▸ **Task instructions**
Every line below that includes the word "true" needs to be copied.

▸ **Dataset records**
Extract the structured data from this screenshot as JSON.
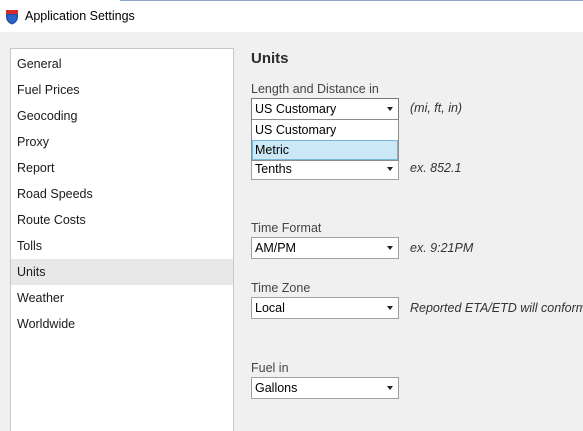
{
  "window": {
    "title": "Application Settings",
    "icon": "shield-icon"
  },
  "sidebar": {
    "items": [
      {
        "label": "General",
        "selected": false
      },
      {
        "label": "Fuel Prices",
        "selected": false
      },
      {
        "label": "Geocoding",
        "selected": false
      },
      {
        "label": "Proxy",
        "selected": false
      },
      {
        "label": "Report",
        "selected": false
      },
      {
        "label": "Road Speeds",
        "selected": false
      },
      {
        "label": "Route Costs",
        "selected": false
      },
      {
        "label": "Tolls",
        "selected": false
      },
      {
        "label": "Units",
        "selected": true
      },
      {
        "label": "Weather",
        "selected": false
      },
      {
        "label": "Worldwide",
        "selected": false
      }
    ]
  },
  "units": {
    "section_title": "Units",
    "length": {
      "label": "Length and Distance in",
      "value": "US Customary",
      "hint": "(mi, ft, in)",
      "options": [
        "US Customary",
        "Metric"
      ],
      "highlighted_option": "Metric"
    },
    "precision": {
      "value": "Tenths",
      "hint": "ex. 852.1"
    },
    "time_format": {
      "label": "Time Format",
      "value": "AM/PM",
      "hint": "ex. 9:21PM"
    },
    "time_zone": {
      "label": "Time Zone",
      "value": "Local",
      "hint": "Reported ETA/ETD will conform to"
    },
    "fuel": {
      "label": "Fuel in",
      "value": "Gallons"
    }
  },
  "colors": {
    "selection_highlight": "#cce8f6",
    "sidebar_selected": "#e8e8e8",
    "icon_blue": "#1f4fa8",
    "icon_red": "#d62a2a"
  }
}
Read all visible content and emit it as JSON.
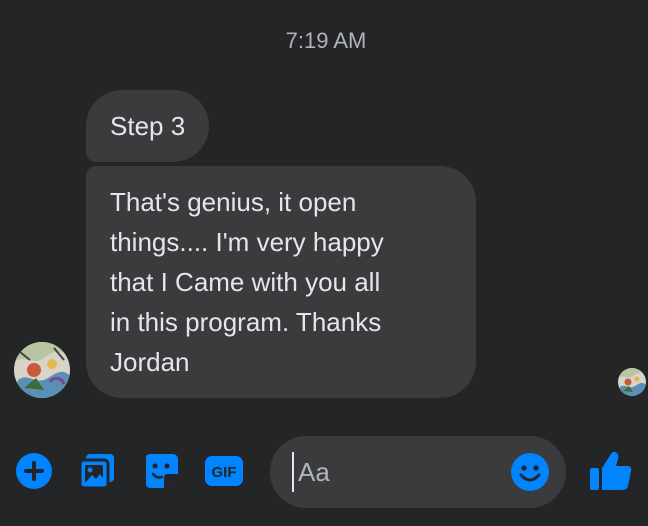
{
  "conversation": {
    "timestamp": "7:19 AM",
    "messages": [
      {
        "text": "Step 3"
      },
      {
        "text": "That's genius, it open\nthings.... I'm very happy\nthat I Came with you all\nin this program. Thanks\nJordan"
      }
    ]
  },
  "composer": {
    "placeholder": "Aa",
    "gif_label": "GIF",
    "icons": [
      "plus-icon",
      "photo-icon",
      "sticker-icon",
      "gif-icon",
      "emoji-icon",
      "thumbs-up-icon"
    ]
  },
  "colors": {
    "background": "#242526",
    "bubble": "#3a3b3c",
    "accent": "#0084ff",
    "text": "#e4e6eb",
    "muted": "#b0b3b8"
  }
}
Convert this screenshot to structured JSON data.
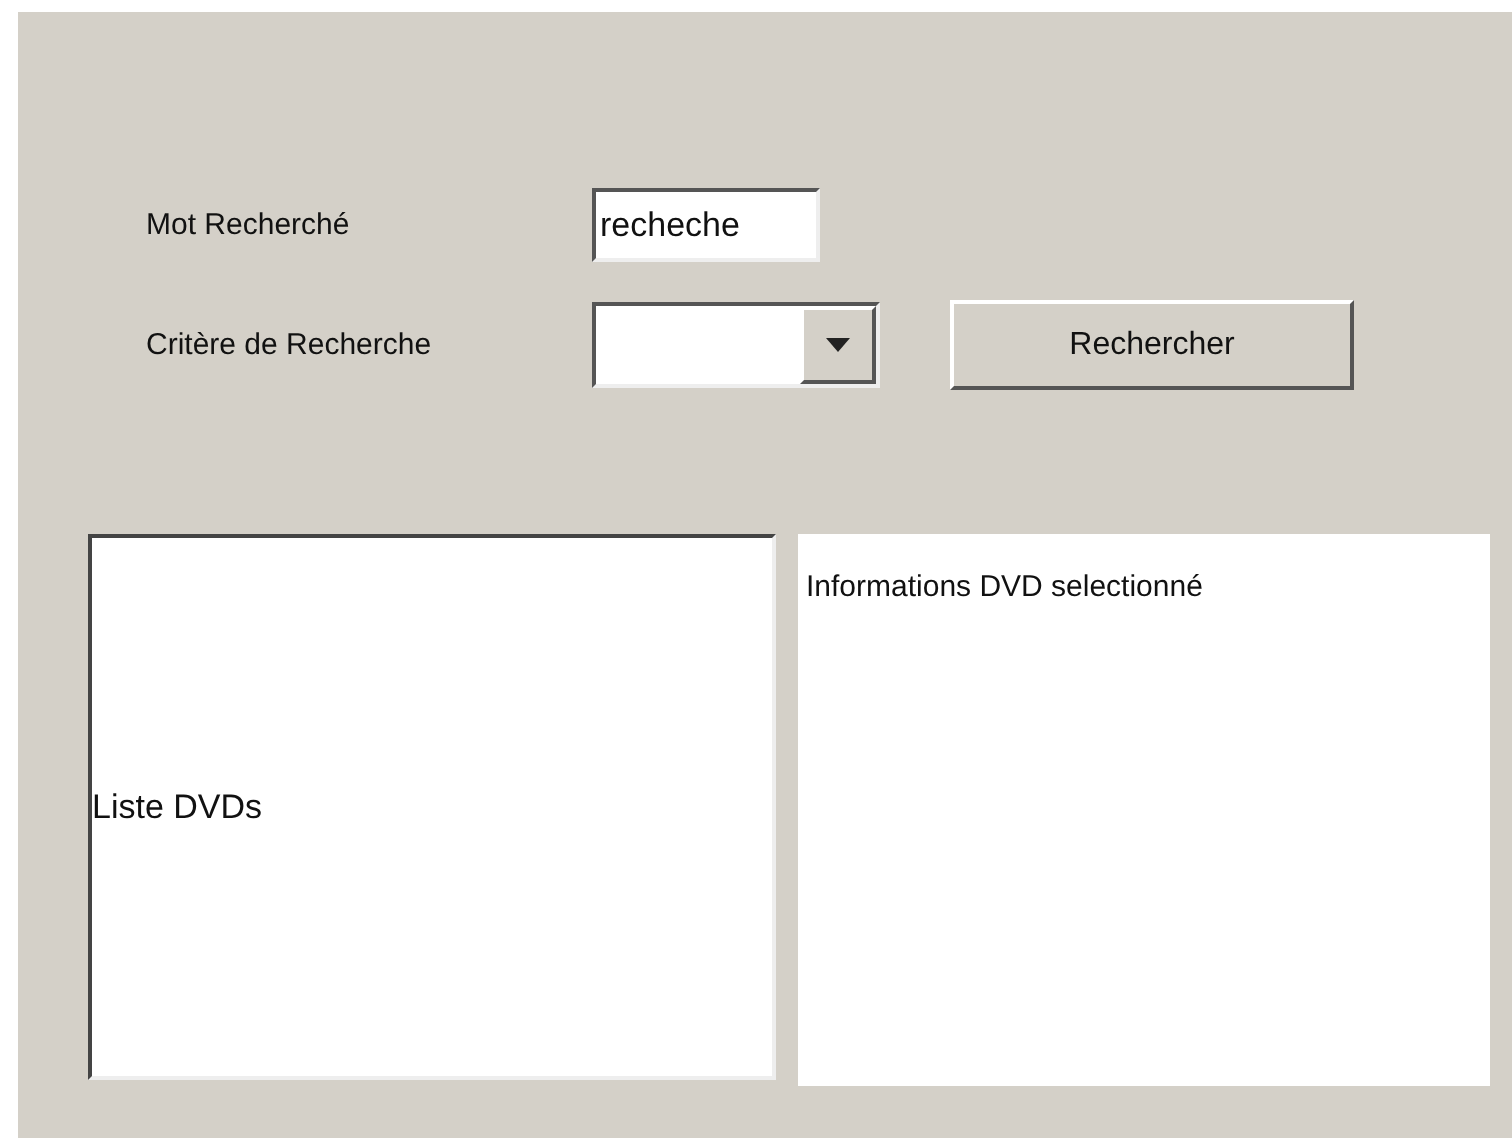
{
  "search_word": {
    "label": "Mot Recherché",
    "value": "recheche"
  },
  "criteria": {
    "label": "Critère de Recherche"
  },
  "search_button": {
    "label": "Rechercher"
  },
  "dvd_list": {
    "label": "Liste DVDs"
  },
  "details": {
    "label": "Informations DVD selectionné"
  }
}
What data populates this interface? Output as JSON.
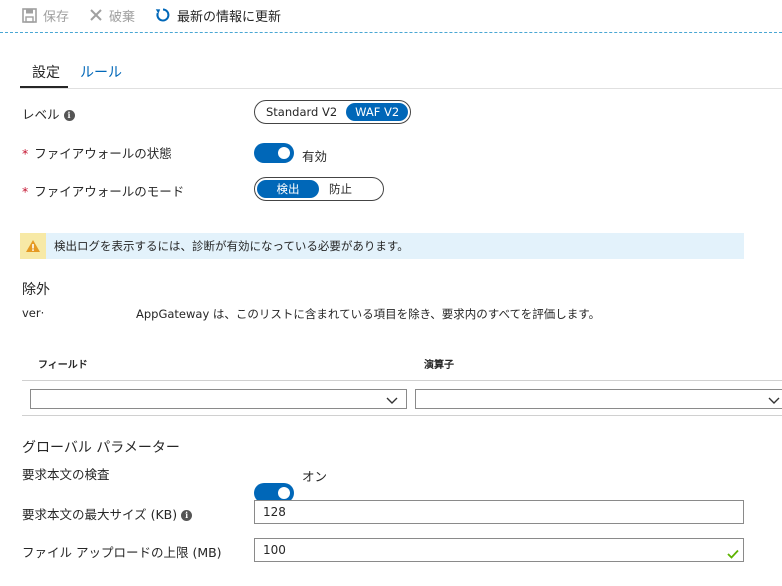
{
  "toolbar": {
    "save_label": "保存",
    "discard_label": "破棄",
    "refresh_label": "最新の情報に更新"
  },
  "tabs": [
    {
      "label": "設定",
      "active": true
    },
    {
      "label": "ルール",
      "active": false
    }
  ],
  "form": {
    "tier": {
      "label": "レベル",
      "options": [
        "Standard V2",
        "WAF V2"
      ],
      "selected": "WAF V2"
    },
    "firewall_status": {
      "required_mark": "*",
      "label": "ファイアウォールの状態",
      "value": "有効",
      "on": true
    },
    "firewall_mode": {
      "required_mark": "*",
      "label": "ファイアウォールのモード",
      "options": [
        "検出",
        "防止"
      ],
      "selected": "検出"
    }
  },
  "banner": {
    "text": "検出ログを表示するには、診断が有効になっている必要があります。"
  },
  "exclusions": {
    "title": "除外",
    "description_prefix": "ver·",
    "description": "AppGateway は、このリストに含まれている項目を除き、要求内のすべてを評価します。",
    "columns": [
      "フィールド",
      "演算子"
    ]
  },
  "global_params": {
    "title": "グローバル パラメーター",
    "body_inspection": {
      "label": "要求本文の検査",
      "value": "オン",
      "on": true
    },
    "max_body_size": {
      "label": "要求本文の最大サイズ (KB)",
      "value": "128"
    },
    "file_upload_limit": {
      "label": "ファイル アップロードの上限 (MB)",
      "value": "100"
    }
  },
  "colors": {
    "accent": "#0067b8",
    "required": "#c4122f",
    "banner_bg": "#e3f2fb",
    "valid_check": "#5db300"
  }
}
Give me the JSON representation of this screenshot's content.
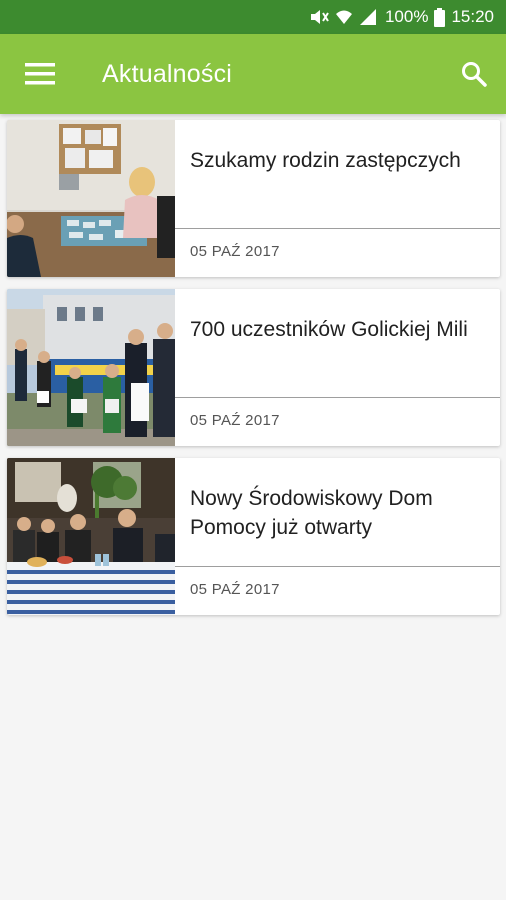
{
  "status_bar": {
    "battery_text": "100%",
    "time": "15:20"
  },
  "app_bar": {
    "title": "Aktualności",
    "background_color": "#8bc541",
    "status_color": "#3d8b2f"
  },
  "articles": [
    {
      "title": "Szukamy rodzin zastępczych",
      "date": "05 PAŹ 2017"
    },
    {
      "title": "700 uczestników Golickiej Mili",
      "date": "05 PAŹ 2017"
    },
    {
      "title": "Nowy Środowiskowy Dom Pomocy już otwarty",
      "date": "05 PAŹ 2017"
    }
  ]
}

▸ **Reply**
        "selected": true
      "active": true
      "on": true
      "on": true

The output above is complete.